What is art? Is it necessary? Why?

Art is the making of something the world’s never seen before in images or words. It is creation itself on a human level. It is as necessary as breathing because it is our greatest means for learning about and conveying to others what life means. Art is a meaning-making machine. Without it, we are stammer and grasp, like Eugene O’Neill’s fog people.

What are you working on right now?

A book on the discovery and meaning of the Venus de Milo, another book on the history of baseball, several scripts for Global Spirit, a show I host and cowrite on PBS and Link TV, several radio scripts for a program I guest host for New Dimensions Radio. I’m also compiling copious notes for tours I am leading this fall to Greece and Turkey.

What kind of work would you like to do? Or: what kind of writing do you most admire?

I’m doing exactly the kind of writing work I’ve aspired to since I was a kid working on the high school yearbook. I admire James Salter’s short stories, Jack Gilbert’s poetry, and Annie Dillard’s nature essays. I try to read a letter every day from Van Gogh’s cripplingly beautiful Collected Letters to his brother Theo, as a reminder of the possibility of transcending our loneliness, anger, and sorrow through daily acts of artmaking.

If there were one thing about the Bay Area that you would change, what would it be?

Bring real conversation back into the cafes and bars. Watching 50 people staring at their cellphones is like watching the Narcissus myth writ large, the height of narcissism.

A night on the town: what does that mean to you?

A night of Get Real conversation with old friends at a favorite pub, cafe, park bench or the bleachers down at the Giants ballpark.

What’s the strangest thing you’ve ever seen?

Dinosaur tracks crawling up a cliffside wall in Portugal. A tribal warrior teaching his son how to eat monkey brains in the Amazon rainforest. A drunk snorting his sister’s ashes in a North Beach bar because he couldn’t afford the usual snortstuff.

What can you do with 50 words? 50 dollars?

With 50 words I can send a postcard to someone I love or someone who made a significant influence on my life, old teachers, coaches, long-lost friends. Fifty bucks would pay for shots each of Laphroaig Islay Single Malt Scotch to properly celebrate a new book of mine, a friend’s art opening, or my son’s being accepted into college.

What are some of your favorite smells?

Burning peat in the hearth of an Irish country pub. The smell of ballpark franks at old Tiger Stadium.

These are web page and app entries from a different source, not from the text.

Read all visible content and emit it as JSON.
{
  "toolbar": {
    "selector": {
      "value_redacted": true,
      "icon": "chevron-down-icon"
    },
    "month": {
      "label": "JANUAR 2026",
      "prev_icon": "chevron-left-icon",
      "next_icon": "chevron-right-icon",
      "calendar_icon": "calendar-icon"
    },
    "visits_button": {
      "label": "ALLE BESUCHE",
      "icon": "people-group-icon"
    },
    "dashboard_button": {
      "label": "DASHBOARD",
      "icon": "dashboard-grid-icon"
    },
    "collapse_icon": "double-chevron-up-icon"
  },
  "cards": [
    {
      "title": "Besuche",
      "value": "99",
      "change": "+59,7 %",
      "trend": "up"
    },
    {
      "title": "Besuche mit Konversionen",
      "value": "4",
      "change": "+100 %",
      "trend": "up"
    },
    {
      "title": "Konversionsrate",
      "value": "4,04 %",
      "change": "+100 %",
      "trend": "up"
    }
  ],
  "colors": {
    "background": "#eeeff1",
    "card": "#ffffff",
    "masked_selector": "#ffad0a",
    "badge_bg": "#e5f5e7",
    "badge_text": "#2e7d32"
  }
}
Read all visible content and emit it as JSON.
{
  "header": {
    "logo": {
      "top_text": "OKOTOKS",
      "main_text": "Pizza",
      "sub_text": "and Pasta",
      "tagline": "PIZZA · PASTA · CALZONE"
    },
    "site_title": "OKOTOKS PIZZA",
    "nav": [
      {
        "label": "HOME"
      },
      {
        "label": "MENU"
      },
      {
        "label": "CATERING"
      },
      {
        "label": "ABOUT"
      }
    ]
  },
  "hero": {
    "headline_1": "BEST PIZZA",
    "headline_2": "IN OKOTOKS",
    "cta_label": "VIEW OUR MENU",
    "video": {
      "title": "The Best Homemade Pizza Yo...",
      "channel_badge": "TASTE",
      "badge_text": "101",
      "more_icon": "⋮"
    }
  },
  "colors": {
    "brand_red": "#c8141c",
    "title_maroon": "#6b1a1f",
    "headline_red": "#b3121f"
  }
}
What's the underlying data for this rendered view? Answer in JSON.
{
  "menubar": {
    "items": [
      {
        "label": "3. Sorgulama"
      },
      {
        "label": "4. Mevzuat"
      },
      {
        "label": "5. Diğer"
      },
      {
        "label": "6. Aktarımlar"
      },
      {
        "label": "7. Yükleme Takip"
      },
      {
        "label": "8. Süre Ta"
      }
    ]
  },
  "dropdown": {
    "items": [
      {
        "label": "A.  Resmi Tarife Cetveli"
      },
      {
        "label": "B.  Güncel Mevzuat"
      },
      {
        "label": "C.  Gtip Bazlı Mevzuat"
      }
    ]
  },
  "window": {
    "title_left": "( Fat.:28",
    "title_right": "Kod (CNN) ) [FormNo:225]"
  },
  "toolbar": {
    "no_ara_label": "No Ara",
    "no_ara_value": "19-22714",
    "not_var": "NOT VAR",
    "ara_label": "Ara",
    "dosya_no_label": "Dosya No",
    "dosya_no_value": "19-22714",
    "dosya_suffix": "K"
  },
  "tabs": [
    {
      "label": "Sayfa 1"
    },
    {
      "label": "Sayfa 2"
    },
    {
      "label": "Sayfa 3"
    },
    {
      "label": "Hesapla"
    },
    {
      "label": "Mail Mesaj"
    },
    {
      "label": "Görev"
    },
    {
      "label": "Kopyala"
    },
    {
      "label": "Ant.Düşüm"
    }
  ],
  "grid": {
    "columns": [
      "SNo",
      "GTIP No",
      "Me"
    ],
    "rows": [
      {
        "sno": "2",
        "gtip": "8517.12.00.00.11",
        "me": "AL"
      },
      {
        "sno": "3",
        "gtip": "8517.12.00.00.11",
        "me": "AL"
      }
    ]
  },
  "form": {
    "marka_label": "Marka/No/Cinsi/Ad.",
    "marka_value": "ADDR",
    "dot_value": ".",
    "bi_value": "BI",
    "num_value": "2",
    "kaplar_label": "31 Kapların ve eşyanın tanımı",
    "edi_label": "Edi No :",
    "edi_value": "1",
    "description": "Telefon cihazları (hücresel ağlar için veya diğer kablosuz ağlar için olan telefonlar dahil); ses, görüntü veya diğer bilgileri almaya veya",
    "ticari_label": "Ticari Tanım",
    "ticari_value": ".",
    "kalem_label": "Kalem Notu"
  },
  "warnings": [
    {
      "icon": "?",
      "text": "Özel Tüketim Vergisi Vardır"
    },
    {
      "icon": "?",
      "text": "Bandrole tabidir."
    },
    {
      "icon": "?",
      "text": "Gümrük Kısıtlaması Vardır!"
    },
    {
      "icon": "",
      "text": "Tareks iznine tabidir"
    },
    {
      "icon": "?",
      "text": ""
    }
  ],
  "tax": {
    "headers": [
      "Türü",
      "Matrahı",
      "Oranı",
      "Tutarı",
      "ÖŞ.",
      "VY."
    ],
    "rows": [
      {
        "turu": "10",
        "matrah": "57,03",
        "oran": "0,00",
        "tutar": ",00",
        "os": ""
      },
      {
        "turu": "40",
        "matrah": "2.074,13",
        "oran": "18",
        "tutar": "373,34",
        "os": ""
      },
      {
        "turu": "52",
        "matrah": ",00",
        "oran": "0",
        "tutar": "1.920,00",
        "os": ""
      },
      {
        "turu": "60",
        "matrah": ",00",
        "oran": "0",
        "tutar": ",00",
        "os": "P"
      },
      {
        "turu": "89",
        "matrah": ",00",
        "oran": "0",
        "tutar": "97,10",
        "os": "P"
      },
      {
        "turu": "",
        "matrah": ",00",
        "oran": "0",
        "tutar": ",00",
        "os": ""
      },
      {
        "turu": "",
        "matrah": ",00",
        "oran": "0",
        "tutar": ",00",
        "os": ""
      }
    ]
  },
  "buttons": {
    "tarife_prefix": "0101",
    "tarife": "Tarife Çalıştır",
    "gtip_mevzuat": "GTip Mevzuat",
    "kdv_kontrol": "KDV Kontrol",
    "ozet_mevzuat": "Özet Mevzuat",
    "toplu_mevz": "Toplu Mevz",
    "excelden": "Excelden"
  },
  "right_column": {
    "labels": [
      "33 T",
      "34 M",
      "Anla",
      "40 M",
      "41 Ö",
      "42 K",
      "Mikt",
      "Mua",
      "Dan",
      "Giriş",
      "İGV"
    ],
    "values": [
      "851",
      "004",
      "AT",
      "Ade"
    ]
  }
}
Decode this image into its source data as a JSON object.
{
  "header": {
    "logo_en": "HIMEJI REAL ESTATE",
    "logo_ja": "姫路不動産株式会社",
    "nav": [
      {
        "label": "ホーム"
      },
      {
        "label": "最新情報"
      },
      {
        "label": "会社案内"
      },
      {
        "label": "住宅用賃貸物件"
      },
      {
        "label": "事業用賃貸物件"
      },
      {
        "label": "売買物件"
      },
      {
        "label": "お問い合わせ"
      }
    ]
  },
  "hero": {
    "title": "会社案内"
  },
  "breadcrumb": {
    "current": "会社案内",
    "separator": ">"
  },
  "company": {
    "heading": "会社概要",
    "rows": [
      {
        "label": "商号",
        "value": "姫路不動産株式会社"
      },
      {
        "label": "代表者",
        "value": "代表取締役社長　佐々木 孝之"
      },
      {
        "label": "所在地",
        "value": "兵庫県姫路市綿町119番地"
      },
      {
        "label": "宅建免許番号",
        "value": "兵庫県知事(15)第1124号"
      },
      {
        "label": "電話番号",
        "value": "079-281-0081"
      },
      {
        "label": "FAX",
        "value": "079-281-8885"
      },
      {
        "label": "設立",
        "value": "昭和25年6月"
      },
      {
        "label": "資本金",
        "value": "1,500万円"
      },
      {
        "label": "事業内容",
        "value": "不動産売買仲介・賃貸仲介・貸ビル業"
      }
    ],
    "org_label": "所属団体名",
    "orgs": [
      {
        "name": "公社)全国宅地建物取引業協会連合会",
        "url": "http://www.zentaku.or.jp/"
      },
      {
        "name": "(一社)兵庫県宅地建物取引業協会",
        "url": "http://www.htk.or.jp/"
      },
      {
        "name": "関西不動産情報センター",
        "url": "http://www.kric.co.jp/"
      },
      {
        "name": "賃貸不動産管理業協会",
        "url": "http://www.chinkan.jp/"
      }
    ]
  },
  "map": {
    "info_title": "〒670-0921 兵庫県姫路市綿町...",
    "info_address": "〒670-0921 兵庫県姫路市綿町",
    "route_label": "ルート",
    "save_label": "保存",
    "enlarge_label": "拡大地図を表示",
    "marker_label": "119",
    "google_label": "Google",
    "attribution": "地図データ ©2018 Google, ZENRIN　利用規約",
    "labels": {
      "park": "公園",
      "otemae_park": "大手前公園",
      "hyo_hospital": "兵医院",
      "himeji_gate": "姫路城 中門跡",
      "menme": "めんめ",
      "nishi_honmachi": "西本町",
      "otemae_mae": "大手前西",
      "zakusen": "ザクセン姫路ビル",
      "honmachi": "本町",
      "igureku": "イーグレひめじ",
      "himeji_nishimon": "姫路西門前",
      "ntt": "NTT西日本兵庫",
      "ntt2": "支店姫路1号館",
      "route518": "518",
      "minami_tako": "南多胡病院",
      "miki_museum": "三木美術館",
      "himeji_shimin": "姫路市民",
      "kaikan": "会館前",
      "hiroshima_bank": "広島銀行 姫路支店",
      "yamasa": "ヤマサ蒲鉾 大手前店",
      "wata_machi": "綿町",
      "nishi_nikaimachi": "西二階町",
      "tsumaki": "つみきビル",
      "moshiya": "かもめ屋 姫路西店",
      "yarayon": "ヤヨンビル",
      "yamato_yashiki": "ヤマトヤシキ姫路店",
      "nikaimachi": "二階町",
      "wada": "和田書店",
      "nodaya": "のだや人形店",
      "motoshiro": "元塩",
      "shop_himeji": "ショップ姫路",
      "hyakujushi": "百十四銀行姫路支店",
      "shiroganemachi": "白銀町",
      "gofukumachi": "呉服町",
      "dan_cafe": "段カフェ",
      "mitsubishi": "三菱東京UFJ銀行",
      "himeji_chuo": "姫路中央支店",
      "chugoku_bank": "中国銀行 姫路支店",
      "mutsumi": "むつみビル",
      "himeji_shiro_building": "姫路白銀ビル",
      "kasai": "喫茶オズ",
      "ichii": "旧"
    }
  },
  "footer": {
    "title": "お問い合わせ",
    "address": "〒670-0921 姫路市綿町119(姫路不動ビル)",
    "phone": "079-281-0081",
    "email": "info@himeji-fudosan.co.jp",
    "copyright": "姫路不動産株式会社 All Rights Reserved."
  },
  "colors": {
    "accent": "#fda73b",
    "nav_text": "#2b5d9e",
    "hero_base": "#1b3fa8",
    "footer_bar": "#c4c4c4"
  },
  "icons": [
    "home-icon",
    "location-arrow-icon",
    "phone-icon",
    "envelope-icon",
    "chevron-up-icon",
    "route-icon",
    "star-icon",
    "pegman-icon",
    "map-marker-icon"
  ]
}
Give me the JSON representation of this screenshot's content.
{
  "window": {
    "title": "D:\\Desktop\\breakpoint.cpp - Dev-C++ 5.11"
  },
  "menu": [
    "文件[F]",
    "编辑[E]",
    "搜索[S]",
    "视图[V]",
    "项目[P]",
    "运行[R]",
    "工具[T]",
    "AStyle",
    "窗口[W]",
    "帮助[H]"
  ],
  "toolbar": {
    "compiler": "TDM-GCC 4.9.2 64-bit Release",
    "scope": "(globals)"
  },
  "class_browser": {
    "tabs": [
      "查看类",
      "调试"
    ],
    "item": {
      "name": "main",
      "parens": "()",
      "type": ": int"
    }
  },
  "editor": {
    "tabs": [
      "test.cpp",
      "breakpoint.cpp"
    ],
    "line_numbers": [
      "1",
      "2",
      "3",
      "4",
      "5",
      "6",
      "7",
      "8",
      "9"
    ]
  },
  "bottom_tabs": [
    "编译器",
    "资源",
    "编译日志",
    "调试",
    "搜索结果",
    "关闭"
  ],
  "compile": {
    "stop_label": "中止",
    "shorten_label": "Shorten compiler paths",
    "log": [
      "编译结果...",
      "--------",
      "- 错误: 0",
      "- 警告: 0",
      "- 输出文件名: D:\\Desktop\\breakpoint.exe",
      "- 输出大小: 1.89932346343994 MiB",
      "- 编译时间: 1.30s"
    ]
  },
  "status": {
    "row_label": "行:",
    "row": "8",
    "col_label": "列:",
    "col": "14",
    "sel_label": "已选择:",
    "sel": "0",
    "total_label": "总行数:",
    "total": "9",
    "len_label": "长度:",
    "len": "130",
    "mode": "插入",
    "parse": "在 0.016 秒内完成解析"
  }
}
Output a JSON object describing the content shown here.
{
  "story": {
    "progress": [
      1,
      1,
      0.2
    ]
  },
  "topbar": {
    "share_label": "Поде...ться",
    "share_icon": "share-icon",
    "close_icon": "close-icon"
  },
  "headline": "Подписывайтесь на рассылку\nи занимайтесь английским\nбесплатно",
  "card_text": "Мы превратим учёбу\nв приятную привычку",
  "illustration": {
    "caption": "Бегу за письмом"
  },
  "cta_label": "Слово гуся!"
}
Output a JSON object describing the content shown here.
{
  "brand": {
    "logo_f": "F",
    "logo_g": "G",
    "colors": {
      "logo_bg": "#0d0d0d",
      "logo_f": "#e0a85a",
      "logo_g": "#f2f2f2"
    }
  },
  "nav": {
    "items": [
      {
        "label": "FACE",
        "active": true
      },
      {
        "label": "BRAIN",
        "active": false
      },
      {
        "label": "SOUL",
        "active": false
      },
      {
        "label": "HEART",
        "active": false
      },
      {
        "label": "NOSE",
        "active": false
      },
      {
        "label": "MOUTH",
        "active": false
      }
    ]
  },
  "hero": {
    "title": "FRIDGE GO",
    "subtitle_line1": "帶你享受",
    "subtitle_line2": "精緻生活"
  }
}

The wafting smells of cherry blossoms in Kyoto.

If you got an all expenses paid life experience of your choice, what would it be?

I would take the North Beach rascals, the kids I coached in baseball down at Joe DiMaggio Playground, to the Cooperstown Baseball Hall of Fame—to spread the love of the game.

Here to read all The Write Stuff profiles; here to watch all the videos.